++++ RECORDS SUPPLIED ++++
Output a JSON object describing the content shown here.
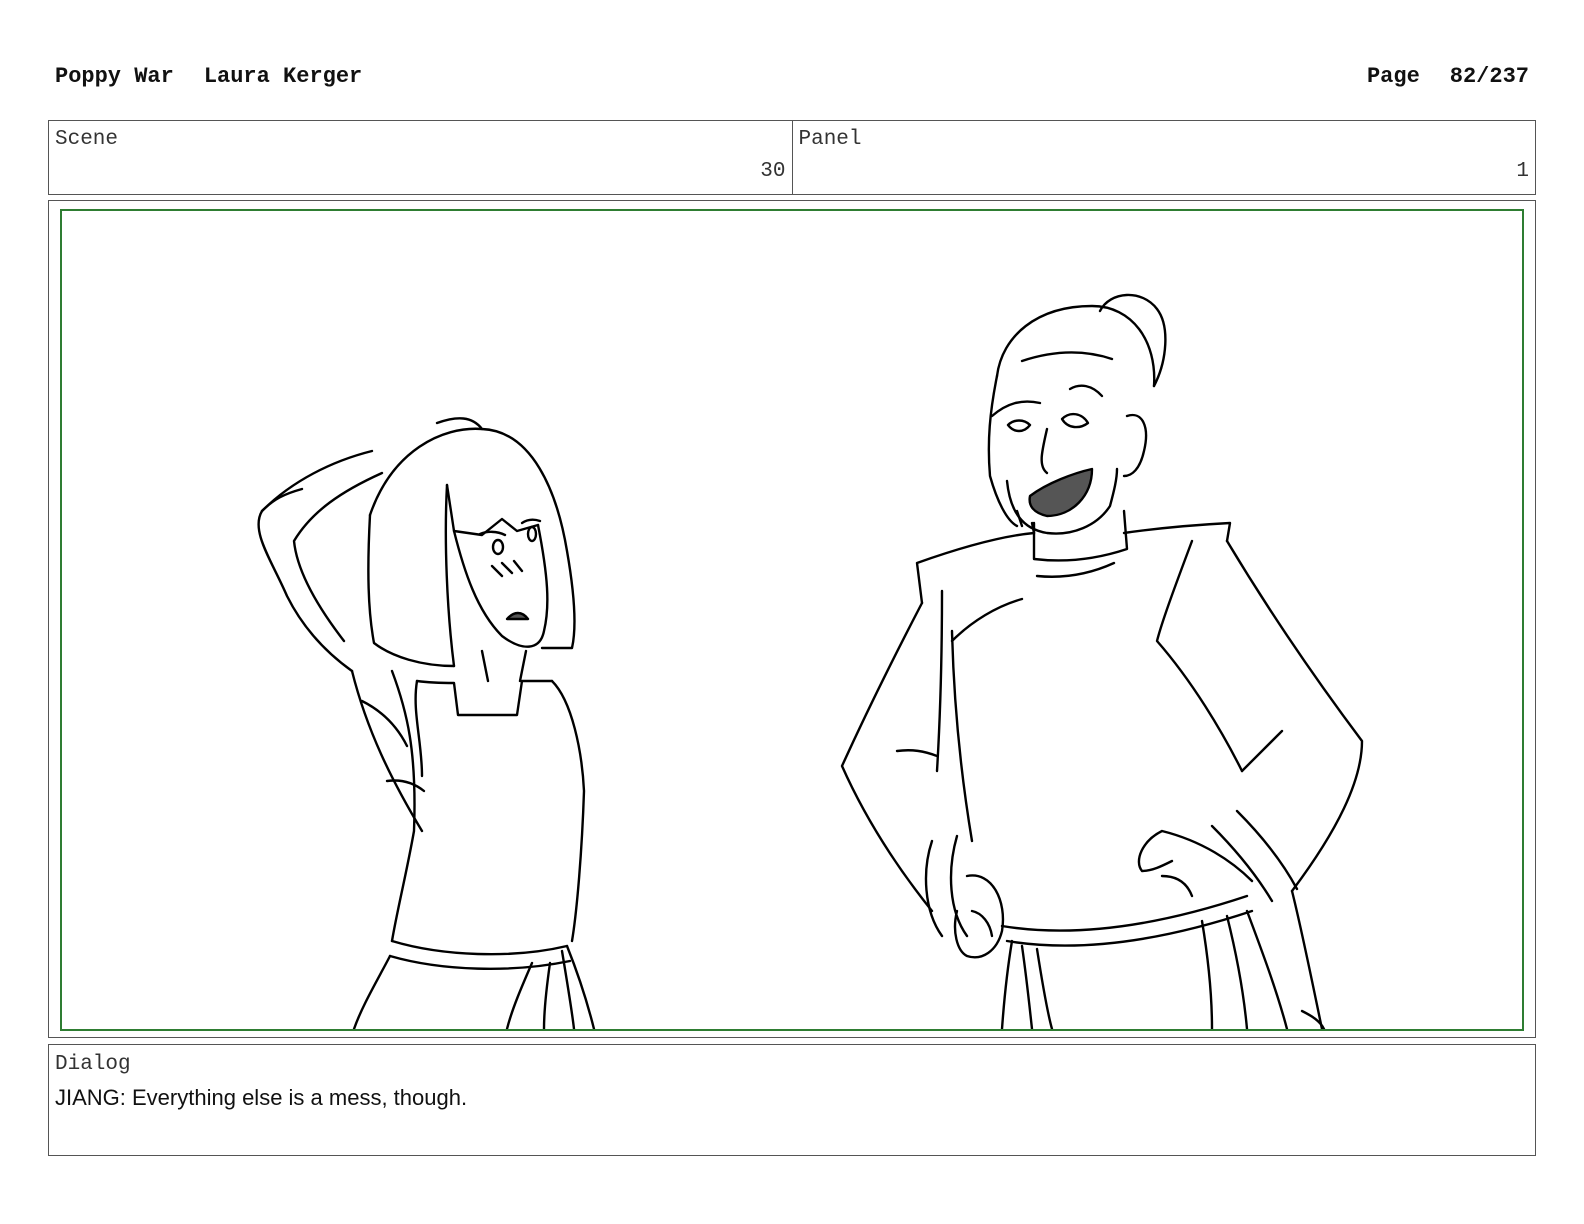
{
  "header": {
    "project": "Poppy War",
    "author": "Laura Kerger",
    "page_label": "Page",
    "page_number": "82/237"
  },
  "scene": {
    "label": "Scene",
    "value": "30"
  },
  "panel": {
    "label": "Panel",
    "value": "1"
  },
  "dialog": {
    "label": "Dialog",
    "text": "JIANG: Everything else is a mess, though."
  },
  "colors": {
    "frame_border": "#2e7d32",
    "box_border": "#555555",
    "ink": "#000000",
    "mouth_fill": "#555555"
  }
}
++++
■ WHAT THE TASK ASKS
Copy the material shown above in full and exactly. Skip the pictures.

■ PROBLEM SOLUTION
Output a JSON object describing the content shown here.
{
  "header": {
    "project": "Poppy War",
    "author": "Laura Kerger",
    "page_label": "Page",
    "page_number": "82/237"
  },
  "scene": {
    "label": "Scene",
    "value": "30"
  },
  "panel": {
    "label": "Panel",
    "value": "1"
  },
  "dialog": {
    "label": "Dialog",
    "text": "JIANG: Everything else is a mess, though."
  },
  "colors": {
    "frame_border": "#2e7d32",
    "box_border": "#555555",
    "ink": "#000000",
    "mouth_fill": "#555555"
  }
}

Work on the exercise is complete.